Their injuries were somewhat inconsequential late. This seesaw battle came down to three specific defensive plays: Tech’s TJ Holyfield blocked UT’s Matt Coleman III on three consecutive possessions in crunch time.

Normally, Smart has no problem with Coleman taking command. The veteran junior guard had 17 points on 8-of-19 shooting and essentially carried the Horns after halftime.

Trailing by one, Coleman drove down the left side and tried to get up a shot off the low block. Here came Holyfield, rotating from the opposite side. The 6-foot-8 senior blocked it clear out of bounds.

“We’ve just got to execute better down the stretch. I’ll take ownership on that,” Coleman said.

After Texas called timeout, the Horns ran the same play again. Coleman came down the left side on a similar action. Again, here came Holyfield, who didn’t block it as hard the second time. The ball went to Tech’s Davide Moretti, who got fouled and hit two free throws.

Then, to finish things off, Coleman got loose for an attempted runout and got blocked again — a third time by Holyfield, who just used a half-hearted left hand to swat this one away. Again, Moretti got fouled and hit two free throws, putting Tech up by five with eight seconds left.

“Those blocks are major,” Tech’s Jahmi’us Ramsey said. “I don’t know if I’ve ever been more happy for defensive play, personally. But we watched the tape; I was pretty happy. That was big.”

Tech coach Chris Beard quickly interjected, “I never thought I would see this day. Jahmi’us Ramsey is talking about defense. It’s a special day.”

The Red Raiders (15-8, 6-4) came in laser-focused on stopping Jericho Sims, and they did. Texas’ athletic big man got into foul trouble and was a non-factor, getting just two points on two free throws and taking only two shots all day.

Texas guard Andrew Jones tries to pass around Texas Tech’s Kevin McCullar (15) at the Erwin Center on Saturday. [JAY JANNER/AMERICAN-STATESMAN]

All Smart has talked about for weeks is getting Sims double-digit shot attempts. At every practice, he stresses the importance of “paint touches” and how the offense must go through Sims. Against Tech, it was as if all of that meant nothing.

“There was a couple of times our guys were imploring him to get big and demand the ball,” Smart said. “It wasn’t his best day.”

Said Beard: “We were fortunate in a lot of ways, but there’s no doubt about it, he’s a focal point of our game plan. He’s a special player.”

With Sims snuffed out, someone had to pick up the scoring load. That was Andrew Jones in the first half.

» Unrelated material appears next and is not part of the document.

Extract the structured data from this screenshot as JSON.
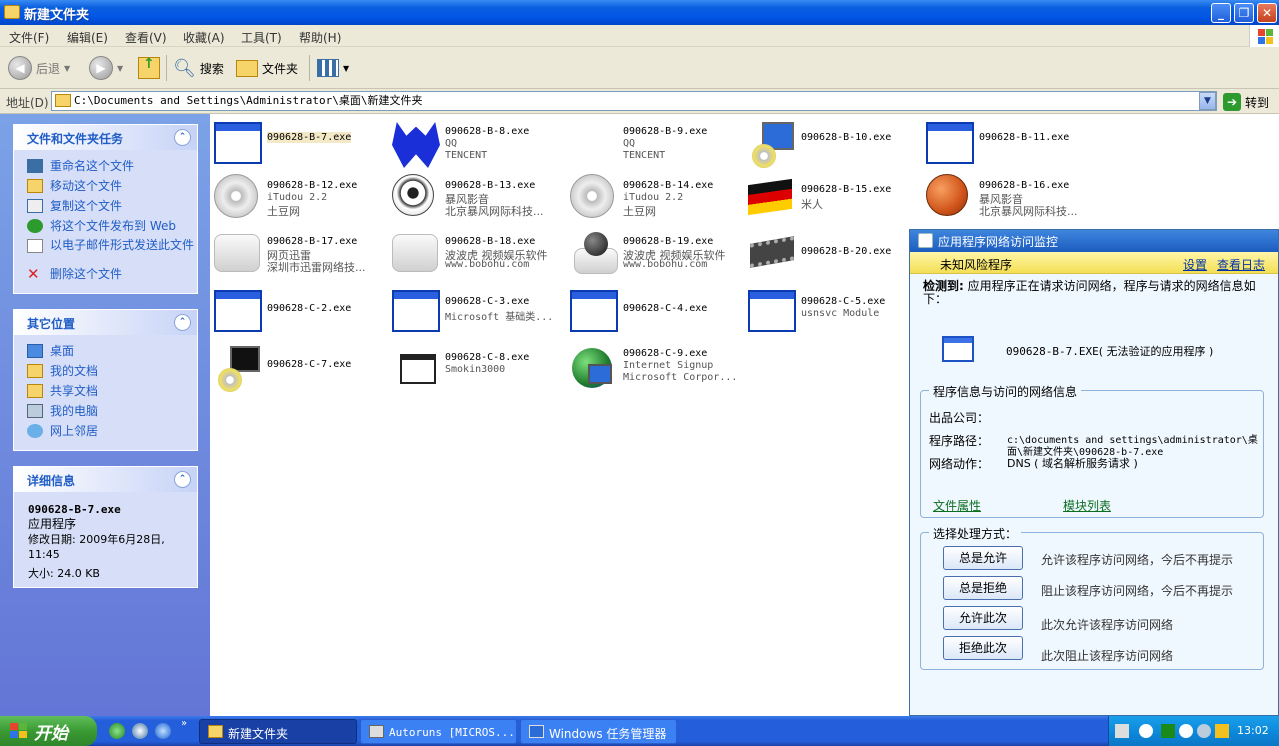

Jones had 16 of his team-high 18 points before the break and scored on one wicked trick shot that might land him on ESPN’s “SportsCenter.”

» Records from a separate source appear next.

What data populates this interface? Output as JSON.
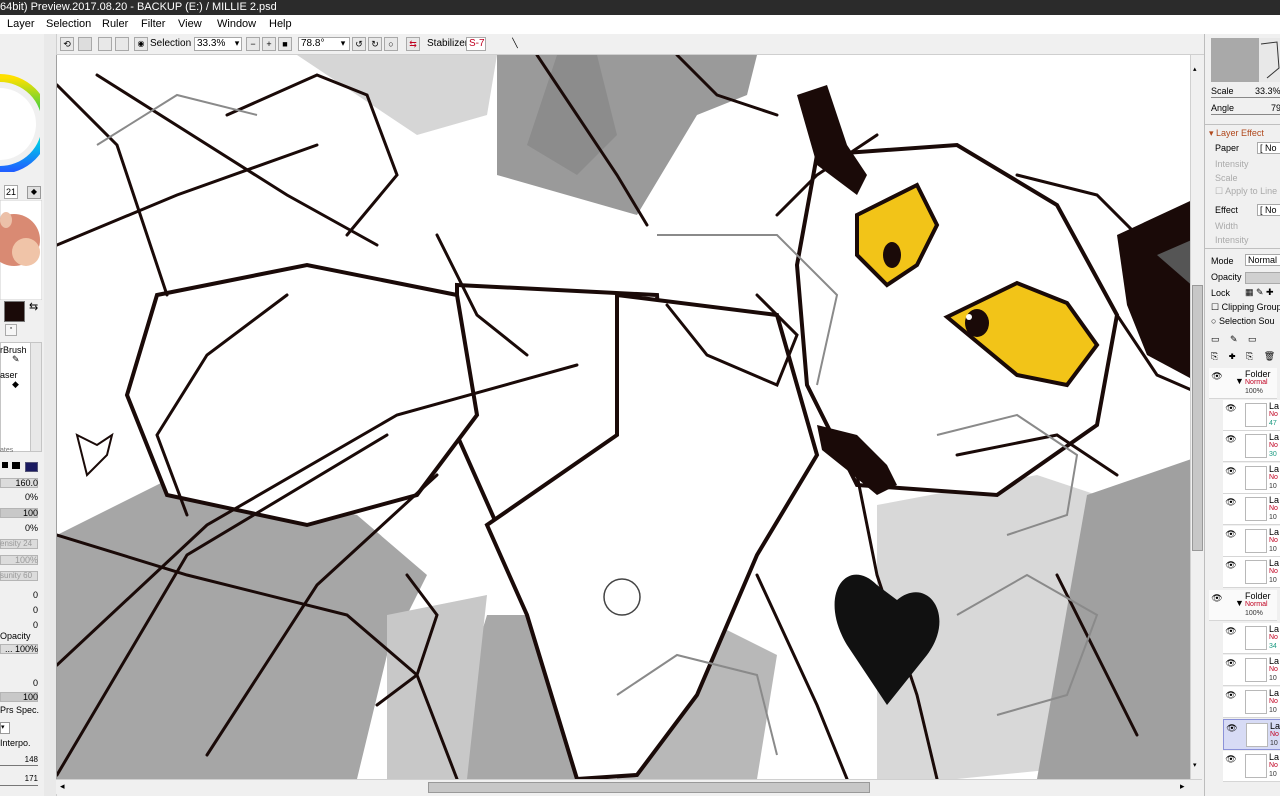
{
  "title": "64bit) Preview.2017.08.20 - BACKUP (E:) / MILLIE 2.psd",
  "menu": [
    "Layer",
    "Selection",
    "Ruler",
    "Filter",
    "View",
    "Window",
    "Help"
  ],
  "toolbar": {
    "selection_label": "Selection",
    "zoom": "33.3%",
    "angle": "78.8°",
    "stabilizer_label": "Stabilizer",
    "stabilizer_value": "S-7"
  },
  "left": {
    "brush_size": "21",
    "tools": [
      "rBrush",
      "aser",
      "ates"
    ],
    "size_value": "160.0",
    "min_size": "0%",
    "density": "100",
    "min_density": "0%",
    "blending": "ensity 24",
    "dilution": "100%",
    "persistence": "sunity 60",
    "v1": "0",
    "v2": "0",
    "v3": "0",
    "opacity_label": "Opacity",
    "opacity_value": "... 100%",
    "v4": "0",
    "v5": "100",
    "prs_spec": "Prs Spec.",
    "interpo": "Interpo.",
    "v6": "148",
    "v7": "171"
  },
  "right": {
    "scale_label": "Scale",
    "scale_value": "33.3%",
    "angle_label": "Angle",
    "angle_value": "79",
    "layer_effect": "Layer Effect",
    "paper_label": "Paper",
    "paper_value": "[ No",
    "intensity_label": "Intensity",
    "scale2_label": "Scale",
    "apply_label": "Apply to Line",
    "effect_label": "Effect",
    "effect_value": "[ No",
    "width_label": "Width",
    "intensity2_label": "Intensity",
    "mode_label": "Mode",
    "mode_value": "Normal",
    "opacity_label": "Opacity",
    "lock_label": "Lock",
    "clipping_label": "Clipping Group",
    "selsrc_label": "Selection Sou",
    "layers": [
      {
        "name": "Folder",
        "mode": "Normal",
        "opacity": "100%",
        "folder": true
      },
      {
        "name": "La",
        "mode": "No",
        "opacity": "47"
      },
      {
        "name": "La",
        "mode": "No",
        "opacity": "30"
      },
      {
        "name": "La",
        "mode": "No",
        "opacity": "10"
      },
      {
        "name": "La",
        "mode": "No",
        "opacity": "10"
      },
      {
        "name": "La",
        "mode": "No",
        "opacity": "10"
      },
      {
        "name": "La",
        "mode": "No",
        "opacity": "10"
      },
      {
        "name": "Folder",
        "mode": "Normal",
        "opacity": "100%",
        "folder": true
      },
      {
        "name": "La",
        "mode": "No",
        "opacity": "34"
      },
      {
        "name": "La",
        "mode": "No",
        "opacity": "10"
      },
      {
        "name": "La",
        "mode": "No",
        "opacity": "10"
      },
      {
        "name": "La",
        "mode": "No",
        "opacity": "10"
      },
      {
        "name": "La",
        "mode": "No",
        "opacity": "10"
      }
    ]
  },
  "colors": {
    "eye_yellow": "#f2c418",
    "ink": "#1a0a08",
    "accent": "#c00020"
  }
}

Texas went on a 14-0 run in the first half and eventually ran up a 16-point lead with 4:42 left. Andrew Jones was throwing it in from everywhere. Kai Jones scored on an impressive up-and-under move. Courtney Ramey’s bucket gave the Horns a 31-19 lead at the break.

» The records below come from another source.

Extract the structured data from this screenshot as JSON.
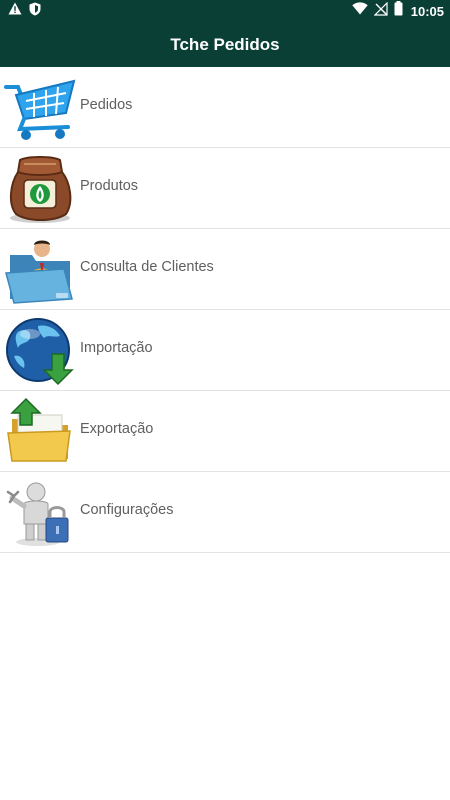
{
  "statusbar": {
    "time": "10:05",
    "left_icons": [
      "warning-icon",
      "shield-icon"
    ],
    "right_icons": [
      "wifi-icon",
      "no-signal-icon",
      "battery-icon"
    ]
  },
  "appbar": {
    "title": "Tche Pedidos",
    "background": "#0a3f36"
  },
  "menu": {
    "items": [
      {
        "label": "Pedidos",
        "icon": "shopping-cart-icon"
      },
      {
        "label": "Produtos",
        "icon": "seed-sack-icon"
      },
      {
        "label": "Consulta de Clientes",
        "icon": "client-folder-icon"
      },
      {
        "label": "Importação",
        "icon": "globe-download-icon"
      },
      {
        "label": "Exportação",
        "icon": "folder-upload-icon"
      },
      {
        "label": "Configurações",
        "icon": "settings-person-icon"
      }
    ]
  }
}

Then the second half began. Just as Kansas did last Monday, Texas Tech started fast. Kyler Edwards scored, and Ramsey buried a 3-pointer and scored again. Just like that, Tech was back within seven.

Then Kai Jones went down with 18:39 left in the game. Minutes later, Febres went down on what looked like a non-contact situation. Both players had to be helped off the court by teammates, and both went to the locker room.

Forward Gerald Liddell (back) is already sidelined for an extended time. At least the Horns got Kamaka Hepa (ankle) cleared to play against the Red Raiders. Hepa had five points and two rebounds in 18 minutes.

Moving forward, the Horns have no choice but to put this wretched week of out of their minds, just as they’ve done numerous times before.

Wash, rinse and repeat.

“Just have short-term memory,” Andrew Jones said. “Focus on what we can control and try to be the best versions of ourselves.”

Contact Brian Davis at 512-445-3957. Email bdavis@statesman.com.